Call it beginner’s luck, but three men who never competed together in the Monster Shark Tournament took first place and a $20,000 prize after bagging two sharks aboard their boat, the Magellan.
Dan Lundy caught a 429-pound porbeagle shark on Friday and matched that feat by hauling in a 313-pound porbeagle on Saturday. At the dock he had a grin from ear to ear.
“It pulled hard. I had a lot of fun fighting it; it’s an incredible beast,” Mr. Lundy said as he wiped sweat from his forehead at the weigh station.
Mr. Lundy said that Magellan, out of Harwich, has two captains — Len Greiner, who is also the boat owner, and Jason Pillsbury.

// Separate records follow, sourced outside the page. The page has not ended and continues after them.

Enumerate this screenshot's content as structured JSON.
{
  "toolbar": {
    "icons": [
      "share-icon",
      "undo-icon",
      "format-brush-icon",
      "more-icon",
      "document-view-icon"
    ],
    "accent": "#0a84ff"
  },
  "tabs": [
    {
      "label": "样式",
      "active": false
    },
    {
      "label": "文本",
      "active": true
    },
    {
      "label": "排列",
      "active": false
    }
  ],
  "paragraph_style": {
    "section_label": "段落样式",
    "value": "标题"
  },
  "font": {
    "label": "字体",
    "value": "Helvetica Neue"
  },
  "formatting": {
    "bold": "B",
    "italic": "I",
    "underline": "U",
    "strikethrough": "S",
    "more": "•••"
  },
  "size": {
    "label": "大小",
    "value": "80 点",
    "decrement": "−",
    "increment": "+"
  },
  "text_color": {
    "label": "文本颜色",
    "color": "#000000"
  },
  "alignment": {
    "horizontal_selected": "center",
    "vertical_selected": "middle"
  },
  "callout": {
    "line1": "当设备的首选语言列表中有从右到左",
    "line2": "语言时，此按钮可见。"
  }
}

“We had been talking about going for years,” Mr. Pillsbury said. “We finally broke down and gave it a shot.”
The tournament awarded the top five finishers a variety of prizes and awards. Pounds are converted into points. However, fishermen are penalized for bringing in a shark below the 200-pound minimum.
Mr. Pillsbury described his win as fortunate, and lucky. “To get two fish in two days is just awesome,” he said. “Especially the right kind that you can actually weigh in, that’s a factor.”
Mr. Pillsbury added the weather wasn’t the best out on the water Saturday. “The seas were kind of wild, just real foggy in the area that we fished, and it was hard to stand up,” he said. “But we somehow managed to get in a bite and got back just in time.”
Chance to learn
In the past, the tournament has attracted protestors opposed to the tournament. None were in sight on Friday and Saturday.
Mr. James said the shark tournament provides an opportunity for research.
Dr. Joanna Borucinska, a University of Hartford professor of biology and a veterinary surgeon and pathologist, examined every shark brought in to the weigh station Friday.
“We collect the liver, thyroid, and gonads to look at environmental degradation,” Mr. Borucinska said. “We see if the sharks are stressed by global warming, general pollution.”
She has come to the shark tournament almost every year since 1991.
Lisa Natanson, Research Fisheries Biologist for the APEX predator program, said if the tournament was catch-and-release, there would be no reason for her to come.
“No tournament is just for science,” Ms. Natanson said. “It’s for fishing.”
“There would be shark tournaments with or without us,” she added.